Unexpected discovery: Blue-green algae produce oil
Cyanobacteria -- colloquially also called blue-green algae - can produce oil from water and carbon dioxide with the help of light.
Biophysicists find 'extra' component in molecular motor
Researchers discovered an additional component in ATP synthase, a molecular machine that produces the energy-conserving compound.
How to build a chloroplast
When a plant begins growing its first leaves, it is in a race for survival to build its chloroplasts.
Changes in photochemical reflectance index can be used to monitor crop condition
Currently, agriculture remains one of the most labor-intensive and vital sectors of human activity.
Mystery behind striped barley solved
Albostrians barley is a model plant displaying variegation in form of green-white striping.
It's not easy being green
Despite how essential plants are for life on Earth, little is known about how parts of plant cells orchestrate growth and greening.
Plants are also stressed out
What will a three-degree-warmer world look like? When experiencing stress or damage from various sources, plants use chloroplast-to-nucleus communication to regulate gene expression and help them cope.
An easier way to engineer plants
MIT researchers have developed a genetic tool that could make it easier to engineer plants that can survive drought or resist fungal infections.
More Chloroplasts News and Chloroplasts Current Events

Trending Science News

Current Coronavirus (COVID-19) News

Top Science Podcasts

We have hand picked the top science podcasts of 2020.
Now Playing: TED Radio Hour
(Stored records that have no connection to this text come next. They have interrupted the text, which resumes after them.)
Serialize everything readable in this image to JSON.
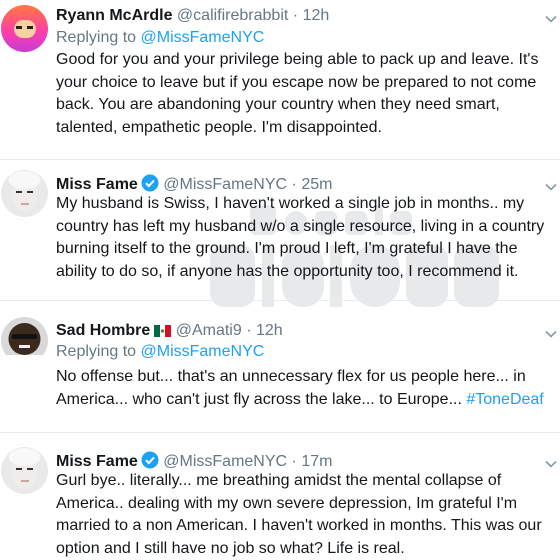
{
  "tweets": [
    {
      "name": "Ryann McArdle",
      "handle": "@califirebrabbit",
      "dot": "·",
      "time": "12h",
      "replying_prefix": "Replying to",
      "replying_to": "@MissFameNYC",
      "text": "Good for you and your privilege being able to pack up and leave. It's your choice to leave but if you escape now be prepared to not come back. You are abandoning your country when they need smart, talented, empathetic people. I'm disappointed."
    },
    {
      "name": "Miss Fame",
      "handle": "@MissFameNYC",
      "dot": "·",
      "time": "25m",
      "verified": true,
      "text": "My husband is Swiss, I haven't worked a single job in months.. my country has left my husband w/o a single resource, living in a country burning itself to the ground. I'm proud I left, I'm grateful I have the ability to do so, if anyone has the opportunity too, I recommend it."
    },
    {
      "name": "Sad Hombre",
      "flag": "mexico-flag",
      "handle": "@Amati9",
      "dot": "·",
      "time": "12h",
      "replying_prefix": "Replying to",
      "replying_to": "@MissFameNYC",
      "text": "No offense but... that's an unnecessary flex for us people here... in America... who can't just fly across the lake... to Europe...",
      "hashtag": "#ToneDeaf"
    },
    {
      "name": "Miss Fame",
      "handle": "@MissFameNYC",
      "dot": "·",
      "time": "17m",
      "verified": true,
      "text": "Gurl bye.. literally... me breathing amidst the mental collapse of America.. dealing with my own severe depression, Im grateful I'm married to a non American. I haven't worked in months. This was our option and I still have no job so what? Life is real."
    }
  ],
  "watermark": "Bossip",
  "colors": {
    "link": "#1da1f2",
    "secondary": "#657786",
    "text": "#14171a",
    "verified": "#1da1f2"
  }
}
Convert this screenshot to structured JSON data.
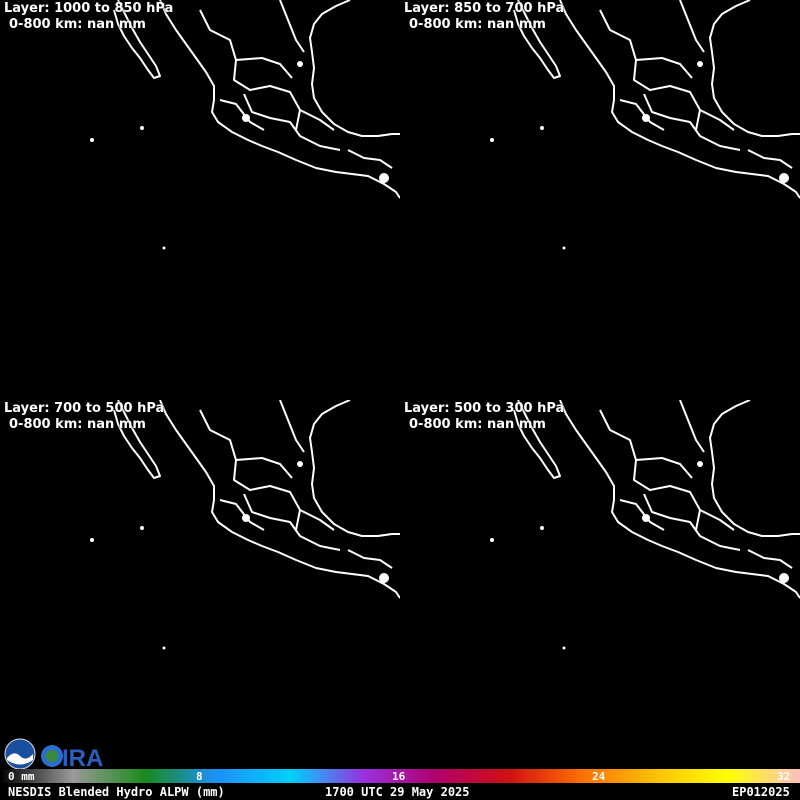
{
  "panels": [
    {
      "layer": "Layer: 1000 to 850 hPa",
      "sub": "0-800 km: nan mm"
    },
    {
      "layer": "Layer: 850 to 700 hPa",
      "sub": "0-800 km: nan mm"
    },
    {
      "layer": "Layer: 700 to 500 hPa",
      "sub": "0-800 km: nan mm"
    },
    {
      "layer": "Layer: 500 to 300 hPa",
      "sub": "0-800 km: nan mm"
    }
  ],
  "colorbar": {
    "ticks": [
      "0 mm",
      "8",
      "16",
      "24",
      "32"
    ],
    "colors": [
      "#000000",
      "#9a9a9a",
      "#1a8a1a",
      "#1e90ff",
      "#00d0ff",
      "#9a30e0",
      "#b0006a",
      "#d01010",
      "#ff7000",
      "#ffc000",
      "#ffff00",
      "#ffc0c0"
    ]
  },
  "footer": {
    "product": "NESDIS Blended Hydro ALPW (mm)",
    "time": "1700 UTC 29 May 2025",
    "storm_id": "EP012025"
  },
  "logos": {
    "noaa": "NOAA",
    "cira": "CIRA"
  }
}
Listen Again: Reinvention
Change is hard, but it's also an opportunity to discover and reimagine what you thought you knew. From our economy, to music, to even ourselves–this hour TED speakers explore the power of reinvention. Guests include OK Go lead singer Damian Kulash Jr., former college gymnastics coach Valorie Kondos Field, Stockton Mayor Michael Tubbs, and entrepreneur Nick Hanauer.
Now Playing: Science for the People

#562 Superbug to Bedside
By now we're all good and scared about antibiotic resistance, one of the many things coming to get us all. But there's good news, sort of. News antibiotics are coming out! How do they get tested? What does that kind of a trial look like and how does it happen? Host Bethany Brookeshire talks with Matt McCarthy, author of "Superbugs: The Race to Stop an Epidemic", about the ins and outs of testing a new antibiotic in the hospital.
Now Playing: Radiolab

Dispatch 6: Strange Times
Covid has disrupted the most basic routines of our days and nights. But in the middle of a conversation about how to fight the virus, we find a place impervious to the stalled plans and frenetic demands of the outside world. It's a very different kind of front line, where urgent work means moving slow, and time is marked out in tiny pre-planned steps. Then, on a walk through the woods, we consider how the tempo of our lives affects our minds and discover how the beats of biology shape our bodies. This episode was produced with help from Molly Webster and Tracie Hunte. Support Radiolab today at Radiolab.org/donate.